The bus caught a pothole on the Highway of Heroes and he braced himself on the plastic counter of the bathroom. The air was thick with bleach and asparagus-scented urine. He steadied himself and straightened his purple tie. He couldn’t remember the last time he was allowed to wear another colour around his neck. His father had worn the same noose. His father had no choice either.
The man in the mirror was smiling now, studying every inch and curve of his handsome, middle-aged face. His eyes were dark and knowing, his lips forever creased into an empathetic half-smile. Atop his head rested a luscious crop of dark, wavy hair.
“Perfect,” he whispered to no one but the universe.
He adjusted the family noose and stepped back out into a sea of purple.
Read the rest of the story on Tracer Publishing.
Spirit: In a Manhattan State of Mind
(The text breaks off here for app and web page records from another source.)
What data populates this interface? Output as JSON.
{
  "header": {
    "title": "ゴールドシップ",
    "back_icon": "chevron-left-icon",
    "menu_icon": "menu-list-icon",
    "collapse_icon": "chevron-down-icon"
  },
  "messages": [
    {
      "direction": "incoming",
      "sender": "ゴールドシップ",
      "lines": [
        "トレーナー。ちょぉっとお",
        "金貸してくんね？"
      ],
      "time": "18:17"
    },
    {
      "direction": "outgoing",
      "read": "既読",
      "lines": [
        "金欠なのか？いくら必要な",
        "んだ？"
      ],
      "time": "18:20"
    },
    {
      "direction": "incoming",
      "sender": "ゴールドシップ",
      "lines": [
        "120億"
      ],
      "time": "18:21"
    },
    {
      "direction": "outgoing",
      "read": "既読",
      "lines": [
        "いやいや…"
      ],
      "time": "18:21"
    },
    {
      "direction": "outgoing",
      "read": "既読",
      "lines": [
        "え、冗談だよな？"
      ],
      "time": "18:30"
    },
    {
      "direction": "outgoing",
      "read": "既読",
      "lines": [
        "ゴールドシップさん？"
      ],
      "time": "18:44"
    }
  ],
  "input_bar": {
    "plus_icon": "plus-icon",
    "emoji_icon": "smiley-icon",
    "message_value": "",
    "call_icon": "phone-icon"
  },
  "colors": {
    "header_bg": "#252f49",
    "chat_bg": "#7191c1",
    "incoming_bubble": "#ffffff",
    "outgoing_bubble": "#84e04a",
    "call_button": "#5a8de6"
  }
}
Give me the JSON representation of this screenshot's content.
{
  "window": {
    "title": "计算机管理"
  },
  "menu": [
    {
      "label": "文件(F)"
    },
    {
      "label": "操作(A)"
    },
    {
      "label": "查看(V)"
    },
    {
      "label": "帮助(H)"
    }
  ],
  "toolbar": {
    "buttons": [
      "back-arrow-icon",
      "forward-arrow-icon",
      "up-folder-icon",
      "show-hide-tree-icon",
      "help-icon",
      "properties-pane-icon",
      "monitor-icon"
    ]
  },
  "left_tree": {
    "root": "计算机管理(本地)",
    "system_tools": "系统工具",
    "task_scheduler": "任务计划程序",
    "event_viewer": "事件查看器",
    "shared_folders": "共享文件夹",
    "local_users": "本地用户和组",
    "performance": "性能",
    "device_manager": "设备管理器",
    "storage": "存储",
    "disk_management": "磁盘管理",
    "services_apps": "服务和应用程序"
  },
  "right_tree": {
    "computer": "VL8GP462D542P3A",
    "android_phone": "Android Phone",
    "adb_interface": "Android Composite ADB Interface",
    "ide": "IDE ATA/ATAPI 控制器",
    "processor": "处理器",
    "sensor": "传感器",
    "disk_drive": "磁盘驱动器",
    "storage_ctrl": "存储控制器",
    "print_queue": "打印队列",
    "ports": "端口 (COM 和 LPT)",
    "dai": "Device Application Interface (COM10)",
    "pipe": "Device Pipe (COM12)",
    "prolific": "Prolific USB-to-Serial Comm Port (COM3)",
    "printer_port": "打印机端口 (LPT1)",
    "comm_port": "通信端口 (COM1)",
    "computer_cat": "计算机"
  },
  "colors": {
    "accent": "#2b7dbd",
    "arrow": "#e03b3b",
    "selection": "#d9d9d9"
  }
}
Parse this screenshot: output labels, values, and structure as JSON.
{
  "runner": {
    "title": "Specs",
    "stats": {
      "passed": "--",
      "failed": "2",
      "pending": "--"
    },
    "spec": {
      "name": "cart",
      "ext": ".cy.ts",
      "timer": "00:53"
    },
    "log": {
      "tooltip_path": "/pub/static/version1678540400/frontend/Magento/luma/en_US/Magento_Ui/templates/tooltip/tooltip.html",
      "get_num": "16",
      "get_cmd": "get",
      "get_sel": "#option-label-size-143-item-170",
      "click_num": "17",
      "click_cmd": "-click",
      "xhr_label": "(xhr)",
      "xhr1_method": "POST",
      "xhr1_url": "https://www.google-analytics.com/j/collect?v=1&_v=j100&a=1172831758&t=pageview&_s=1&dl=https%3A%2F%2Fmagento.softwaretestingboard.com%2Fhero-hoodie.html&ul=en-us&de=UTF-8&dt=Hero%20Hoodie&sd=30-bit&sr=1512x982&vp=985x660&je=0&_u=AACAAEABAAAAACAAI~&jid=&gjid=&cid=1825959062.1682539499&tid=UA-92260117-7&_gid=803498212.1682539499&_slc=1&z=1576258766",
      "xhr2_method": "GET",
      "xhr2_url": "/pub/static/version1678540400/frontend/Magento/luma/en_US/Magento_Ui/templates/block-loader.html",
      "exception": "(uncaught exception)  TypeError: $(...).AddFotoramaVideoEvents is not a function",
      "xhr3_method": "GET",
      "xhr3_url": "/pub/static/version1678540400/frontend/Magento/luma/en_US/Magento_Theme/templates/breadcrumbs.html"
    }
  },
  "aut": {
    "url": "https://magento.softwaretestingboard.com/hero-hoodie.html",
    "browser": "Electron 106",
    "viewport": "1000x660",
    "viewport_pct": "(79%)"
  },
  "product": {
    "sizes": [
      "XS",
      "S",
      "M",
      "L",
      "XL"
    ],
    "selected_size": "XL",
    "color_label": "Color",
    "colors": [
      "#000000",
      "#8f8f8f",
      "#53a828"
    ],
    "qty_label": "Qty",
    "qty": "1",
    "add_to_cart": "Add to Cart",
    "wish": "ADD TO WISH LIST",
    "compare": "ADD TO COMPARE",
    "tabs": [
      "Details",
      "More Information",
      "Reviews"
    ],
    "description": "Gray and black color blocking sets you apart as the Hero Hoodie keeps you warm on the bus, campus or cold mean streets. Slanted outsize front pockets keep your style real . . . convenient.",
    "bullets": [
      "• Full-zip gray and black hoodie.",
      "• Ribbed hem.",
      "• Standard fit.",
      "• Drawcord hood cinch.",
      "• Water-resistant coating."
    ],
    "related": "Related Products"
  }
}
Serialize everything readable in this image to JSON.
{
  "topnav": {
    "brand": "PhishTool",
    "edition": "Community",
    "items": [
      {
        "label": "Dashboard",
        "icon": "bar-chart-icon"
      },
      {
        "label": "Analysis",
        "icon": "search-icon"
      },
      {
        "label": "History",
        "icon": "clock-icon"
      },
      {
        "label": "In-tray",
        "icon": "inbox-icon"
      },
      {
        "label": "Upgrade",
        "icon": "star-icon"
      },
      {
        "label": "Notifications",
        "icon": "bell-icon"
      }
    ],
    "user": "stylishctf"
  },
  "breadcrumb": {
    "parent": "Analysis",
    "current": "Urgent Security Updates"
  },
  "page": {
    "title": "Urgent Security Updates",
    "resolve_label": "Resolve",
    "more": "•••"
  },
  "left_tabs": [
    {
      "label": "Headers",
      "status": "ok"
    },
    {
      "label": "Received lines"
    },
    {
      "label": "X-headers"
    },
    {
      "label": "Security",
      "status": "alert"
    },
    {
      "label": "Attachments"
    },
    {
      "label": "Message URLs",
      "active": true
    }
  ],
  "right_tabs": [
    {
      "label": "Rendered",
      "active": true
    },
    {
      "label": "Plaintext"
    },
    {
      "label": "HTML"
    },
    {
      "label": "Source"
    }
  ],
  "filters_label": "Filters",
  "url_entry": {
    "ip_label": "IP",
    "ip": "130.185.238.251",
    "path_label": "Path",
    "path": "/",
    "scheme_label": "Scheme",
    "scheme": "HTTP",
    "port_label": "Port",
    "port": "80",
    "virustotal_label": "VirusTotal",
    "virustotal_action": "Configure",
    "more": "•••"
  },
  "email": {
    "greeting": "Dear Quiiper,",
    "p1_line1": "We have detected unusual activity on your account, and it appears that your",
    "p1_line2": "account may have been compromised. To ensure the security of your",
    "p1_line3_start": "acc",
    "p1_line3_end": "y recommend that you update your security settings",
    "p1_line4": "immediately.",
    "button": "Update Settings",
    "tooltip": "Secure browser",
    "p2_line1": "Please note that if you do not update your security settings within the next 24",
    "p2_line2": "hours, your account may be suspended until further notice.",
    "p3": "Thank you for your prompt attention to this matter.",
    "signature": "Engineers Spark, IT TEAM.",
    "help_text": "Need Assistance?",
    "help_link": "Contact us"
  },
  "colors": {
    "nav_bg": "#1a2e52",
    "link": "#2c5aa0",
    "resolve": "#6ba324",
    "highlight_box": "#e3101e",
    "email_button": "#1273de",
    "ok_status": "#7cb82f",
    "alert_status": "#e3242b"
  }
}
Daniel: When my grandmother on my father’s side was alive, she’d love to tell me stories about living in New York City during World War II. There’s the one when my grandfather’s father took her out one night while my grandfather was overseas, and then everyone assumed she had a sugar daddy on the side. One of her favorites was the time she told one of her employees that she couldn’t let her take time off to go see Frank Sinatra. The woman threatened to quit, at which point my grandmother begrudgingly acquiesced. I mean, you really can’t argue with Francis Albert Sinatra, right?
My grandmother and her friends also used to bar hop around the city. And it was far classier than the barhopping that I did in Manhattan. The hotels at that time were the best places to drink, so my grandmother and her friends would dress to the nines and dance across the island’s finest establishments.
Fifty years later, my grandmother tapped her foot to my high school jazz band performance of “String of Pearls” or “In the Mood” and reminisced about her New York youth. She’d end up telling all her old stories (despite giving my grandfather a hard time about regaling us with his war stories), and say, “I used to really enjoy a good Manhattan.” I asked my father about it recently and he said, “Yeah, she could knock them down pretty well.”
Truth be told, I’ve never had a Manhattan. I’m assuming that a drink comprised entirely of whiskey and vermouth can’t be bad. Plus, in the spirit of promoting our neighbor’s to the north, it can also be made with Canadian whiskey (Ha! No, I’m just kidding. Use real American whiskey). This Friday, put on a Glenn Miller album, pour yourself a tall Manhattan, and toast to a more civilized era.